Posted on 6/25/2014 by EDTP Coordinator in Financing Your Small Business Small Business Policy

Starting July 1, small businesses in Gloucester County will have access to new funding options for starting or growing their operations as part of the county's new "microloan" program announced by freeholders on Wednesday.

The Revolving Loan Program will offer for-profit small businesses located or planning to locate in Gloucester County low-interest loans ranging from $1,000 to $35,000 for expenses including acquiring space, inventory, equipment, marketing and working capital purposes, among others. 
Freeholder Heather Simmons, liaison for economic development, announced the initiative at the Gloucester County Library's small business resource center in Mullica Hill on Tuesday, joined by representatives from the NJ Small Business Development Center at Rutgers Camden and the Cooperative Business Assistance Corporation, or CBAC, which is partnering with the county to administer the program. 
The microloans are funded through a seeding of $100,000 from the county and will have fixed interest rates ranging from 4 to 5 percent for one- to six-year terms with amortizations up to 20 years depending on purpose. CBAC will manage the loan process, including accounting, collection and technical assistance, as well as helping small business owners leverage the initial county loans to gain additional funding if they need more than $35,000.
At the same time, the Small Business Development Center at Rutgers will work with CBAC and the businesses to come up with solid business plans, projections and other resources to support the loan. 
"The great part about this new program is it helps all of us to leverage our resources that we have," said Executive Director of CBAC, Harry Stone, who noted they've already been working with the county and Small Business Development Center to provide assistance to local businesses and Tuesday's announcement makes it a "formal partnership."

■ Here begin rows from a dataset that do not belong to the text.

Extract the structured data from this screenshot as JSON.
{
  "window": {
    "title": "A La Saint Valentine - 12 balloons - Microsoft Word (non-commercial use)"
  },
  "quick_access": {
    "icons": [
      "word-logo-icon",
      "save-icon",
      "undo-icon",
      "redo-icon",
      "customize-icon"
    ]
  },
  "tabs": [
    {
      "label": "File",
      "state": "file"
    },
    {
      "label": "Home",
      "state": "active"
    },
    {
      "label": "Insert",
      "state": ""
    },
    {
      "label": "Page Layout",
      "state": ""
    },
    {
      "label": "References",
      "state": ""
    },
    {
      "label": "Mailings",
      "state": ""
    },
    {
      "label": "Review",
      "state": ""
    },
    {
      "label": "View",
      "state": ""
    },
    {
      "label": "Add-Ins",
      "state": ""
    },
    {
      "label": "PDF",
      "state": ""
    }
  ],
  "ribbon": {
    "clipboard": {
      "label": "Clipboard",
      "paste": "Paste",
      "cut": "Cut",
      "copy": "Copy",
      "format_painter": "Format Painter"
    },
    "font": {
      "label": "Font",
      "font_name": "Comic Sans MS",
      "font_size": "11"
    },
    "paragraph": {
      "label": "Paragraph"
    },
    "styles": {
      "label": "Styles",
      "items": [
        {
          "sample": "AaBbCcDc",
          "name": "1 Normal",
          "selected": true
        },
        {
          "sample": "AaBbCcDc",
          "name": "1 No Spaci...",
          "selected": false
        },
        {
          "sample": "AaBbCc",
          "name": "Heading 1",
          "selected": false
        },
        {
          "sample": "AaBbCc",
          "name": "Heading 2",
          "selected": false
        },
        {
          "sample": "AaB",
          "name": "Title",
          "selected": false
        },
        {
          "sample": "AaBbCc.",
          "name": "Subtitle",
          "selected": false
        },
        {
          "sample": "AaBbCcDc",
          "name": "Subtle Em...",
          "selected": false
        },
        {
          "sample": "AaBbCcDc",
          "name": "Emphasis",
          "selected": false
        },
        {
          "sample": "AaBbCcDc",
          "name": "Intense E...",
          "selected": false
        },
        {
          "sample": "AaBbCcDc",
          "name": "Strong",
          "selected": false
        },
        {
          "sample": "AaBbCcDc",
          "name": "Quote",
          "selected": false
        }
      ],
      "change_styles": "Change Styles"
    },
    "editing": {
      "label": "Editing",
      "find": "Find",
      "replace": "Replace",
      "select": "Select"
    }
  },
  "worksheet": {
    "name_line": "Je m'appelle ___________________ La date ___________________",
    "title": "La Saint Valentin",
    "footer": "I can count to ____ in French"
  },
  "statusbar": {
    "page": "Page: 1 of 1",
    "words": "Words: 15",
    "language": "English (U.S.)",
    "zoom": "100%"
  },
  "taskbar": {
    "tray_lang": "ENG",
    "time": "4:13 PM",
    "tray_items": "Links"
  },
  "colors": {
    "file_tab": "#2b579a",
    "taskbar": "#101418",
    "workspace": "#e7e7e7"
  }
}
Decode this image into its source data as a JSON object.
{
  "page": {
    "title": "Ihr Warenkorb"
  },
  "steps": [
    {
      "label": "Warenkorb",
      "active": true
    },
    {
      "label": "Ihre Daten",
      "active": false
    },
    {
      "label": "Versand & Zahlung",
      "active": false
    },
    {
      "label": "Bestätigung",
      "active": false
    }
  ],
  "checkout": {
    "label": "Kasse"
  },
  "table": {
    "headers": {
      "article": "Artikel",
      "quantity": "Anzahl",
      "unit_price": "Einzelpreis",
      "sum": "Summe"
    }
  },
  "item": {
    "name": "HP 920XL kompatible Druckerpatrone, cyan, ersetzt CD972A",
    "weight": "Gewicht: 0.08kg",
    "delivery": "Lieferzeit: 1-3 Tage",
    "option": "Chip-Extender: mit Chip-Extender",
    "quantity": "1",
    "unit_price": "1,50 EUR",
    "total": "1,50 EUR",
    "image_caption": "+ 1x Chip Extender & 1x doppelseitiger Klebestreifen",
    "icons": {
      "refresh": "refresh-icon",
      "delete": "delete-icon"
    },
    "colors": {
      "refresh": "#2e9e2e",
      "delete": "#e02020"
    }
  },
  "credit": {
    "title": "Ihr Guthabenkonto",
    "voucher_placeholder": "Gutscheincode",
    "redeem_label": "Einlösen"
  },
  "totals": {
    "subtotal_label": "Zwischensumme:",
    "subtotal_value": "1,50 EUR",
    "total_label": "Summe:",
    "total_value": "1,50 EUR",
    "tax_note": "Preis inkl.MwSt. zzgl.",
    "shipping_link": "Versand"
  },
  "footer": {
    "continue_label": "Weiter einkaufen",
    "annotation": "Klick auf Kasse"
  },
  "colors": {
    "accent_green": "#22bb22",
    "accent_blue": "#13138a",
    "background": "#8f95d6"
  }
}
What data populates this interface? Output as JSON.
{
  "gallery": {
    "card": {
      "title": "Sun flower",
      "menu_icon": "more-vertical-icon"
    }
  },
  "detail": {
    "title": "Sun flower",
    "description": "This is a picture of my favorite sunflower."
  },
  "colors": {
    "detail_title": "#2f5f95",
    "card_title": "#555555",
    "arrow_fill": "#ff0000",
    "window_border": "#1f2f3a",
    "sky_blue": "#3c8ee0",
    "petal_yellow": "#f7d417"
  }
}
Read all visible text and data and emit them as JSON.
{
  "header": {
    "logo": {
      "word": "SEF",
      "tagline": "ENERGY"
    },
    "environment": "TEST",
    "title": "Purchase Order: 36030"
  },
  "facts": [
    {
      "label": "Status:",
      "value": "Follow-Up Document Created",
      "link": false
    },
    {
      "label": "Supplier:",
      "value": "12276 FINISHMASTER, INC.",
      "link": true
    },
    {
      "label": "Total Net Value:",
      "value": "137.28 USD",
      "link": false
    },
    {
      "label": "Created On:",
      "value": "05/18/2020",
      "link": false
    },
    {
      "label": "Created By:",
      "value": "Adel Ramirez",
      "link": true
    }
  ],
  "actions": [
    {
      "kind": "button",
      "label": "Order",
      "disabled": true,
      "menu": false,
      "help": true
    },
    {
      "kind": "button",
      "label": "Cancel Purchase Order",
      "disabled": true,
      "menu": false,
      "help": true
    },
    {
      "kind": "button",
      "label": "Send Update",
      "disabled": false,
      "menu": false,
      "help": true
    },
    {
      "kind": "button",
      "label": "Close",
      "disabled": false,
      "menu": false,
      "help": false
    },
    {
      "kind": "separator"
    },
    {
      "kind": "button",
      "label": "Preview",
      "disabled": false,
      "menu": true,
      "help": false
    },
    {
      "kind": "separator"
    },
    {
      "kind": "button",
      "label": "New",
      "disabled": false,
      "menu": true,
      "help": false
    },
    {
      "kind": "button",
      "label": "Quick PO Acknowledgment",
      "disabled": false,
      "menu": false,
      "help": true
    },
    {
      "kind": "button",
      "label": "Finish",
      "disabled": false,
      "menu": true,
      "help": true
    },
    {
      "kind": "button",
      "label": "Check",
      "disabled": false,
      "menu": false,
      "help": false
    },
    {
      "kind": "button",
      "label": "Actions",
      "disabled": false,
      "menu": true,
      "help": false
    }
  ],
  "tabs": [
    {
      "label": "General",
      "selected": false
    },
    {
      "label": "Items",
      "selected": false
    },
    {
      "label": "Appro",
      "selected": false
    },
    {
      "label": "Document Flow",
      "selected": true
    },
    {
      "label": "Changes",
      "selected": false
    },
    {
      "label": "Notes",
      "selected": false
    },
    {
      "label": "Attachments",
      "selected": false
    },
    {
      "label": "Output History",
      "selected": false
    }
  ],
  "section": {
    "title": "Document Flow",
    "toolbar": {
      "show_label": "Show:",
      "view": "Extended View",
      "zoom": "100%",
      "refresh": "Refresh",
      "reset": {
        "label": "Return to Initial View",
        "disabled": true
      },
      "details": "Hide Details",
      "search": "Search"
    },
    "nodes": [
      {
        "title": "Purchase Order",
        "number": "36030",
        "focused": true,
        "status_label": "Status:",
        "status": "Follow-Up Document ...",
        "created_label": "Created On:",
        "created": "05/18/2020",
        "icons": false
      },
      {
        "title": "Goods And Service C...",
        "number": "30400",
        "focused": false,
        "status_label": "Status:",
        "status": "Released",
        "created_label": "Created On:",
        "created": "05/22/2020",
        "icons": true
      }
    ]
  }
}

The county will step in to provide venues, support, marketing and networking, including working with municipalities' economic development boards to identify businesses that could benefit from the program. 
"[Small businesses] are the backbone of Gloucester County's economic engine," said Simmons, noting 75 percent of the county's businesses fall into small business classifications. "We're here today to provide them with yet another tool in the arsenal to encourage them to grow, hire and stay in Gloucester County."